### Aim of the task
Lines with "month": pull these out of the listing below.

***

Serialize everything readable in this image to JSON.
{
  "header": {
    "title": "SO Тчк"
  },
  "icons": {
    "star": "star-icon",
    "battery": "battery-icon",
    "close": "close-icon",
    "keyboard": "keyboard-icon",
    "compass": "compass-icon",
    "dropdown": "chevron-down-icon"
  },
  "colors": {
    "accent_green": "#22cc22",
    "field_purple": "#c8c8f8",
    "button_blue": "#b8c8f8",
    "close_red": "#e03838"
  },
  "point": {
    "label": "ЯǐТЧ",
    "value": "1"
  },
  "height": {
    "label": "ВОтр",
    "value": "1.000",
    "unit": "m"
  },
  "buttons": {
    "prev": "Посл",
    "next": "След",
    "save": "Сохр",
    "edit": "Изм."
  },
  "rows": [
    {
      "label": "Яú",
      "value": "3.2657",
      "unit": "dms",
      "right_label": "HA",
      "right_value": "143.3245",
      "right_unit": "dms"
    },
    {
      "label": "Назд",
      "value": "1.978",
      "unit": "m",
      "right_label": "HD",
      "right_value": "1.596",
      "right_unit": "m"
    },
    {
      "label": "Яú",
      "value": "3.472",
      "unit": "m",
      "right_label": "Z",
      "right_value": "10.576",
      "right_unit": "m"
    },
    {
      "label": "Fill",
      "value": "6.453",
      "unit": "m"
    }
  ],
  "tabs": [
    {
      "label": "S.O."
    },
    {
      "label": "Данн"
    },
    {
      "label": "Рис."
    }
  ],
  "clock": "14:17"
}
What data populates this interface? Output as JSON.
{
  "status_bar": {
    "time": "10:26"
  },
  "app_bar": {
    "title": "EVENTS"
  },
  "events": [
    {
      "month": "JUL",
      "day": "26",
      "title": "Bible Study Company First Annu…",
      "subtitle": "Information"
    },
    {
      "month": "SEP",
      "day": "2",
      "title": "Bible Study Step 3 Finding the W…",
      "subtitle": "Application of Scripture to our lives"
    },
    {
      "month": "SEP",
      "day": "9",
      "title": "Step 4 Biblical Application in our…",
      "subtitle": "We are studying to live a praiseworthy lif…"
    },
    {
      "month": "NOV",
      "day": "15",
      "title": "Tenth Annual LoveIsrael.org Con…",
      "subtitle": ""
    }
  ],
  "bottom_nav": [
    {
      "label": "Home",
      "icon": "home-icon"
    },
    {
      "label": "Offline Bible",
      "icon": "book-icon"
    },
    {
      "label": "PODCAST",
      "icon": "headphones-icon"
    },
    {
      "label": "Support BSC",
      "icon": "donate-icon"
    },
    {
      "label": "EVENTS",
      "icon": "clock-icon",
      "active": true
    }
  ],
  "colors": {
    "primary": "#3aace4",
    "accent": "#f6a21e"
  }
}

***

### Response
      "month": "JUL",
      "month": "SEP",
      "month": "SEP",
      "month": "NOV",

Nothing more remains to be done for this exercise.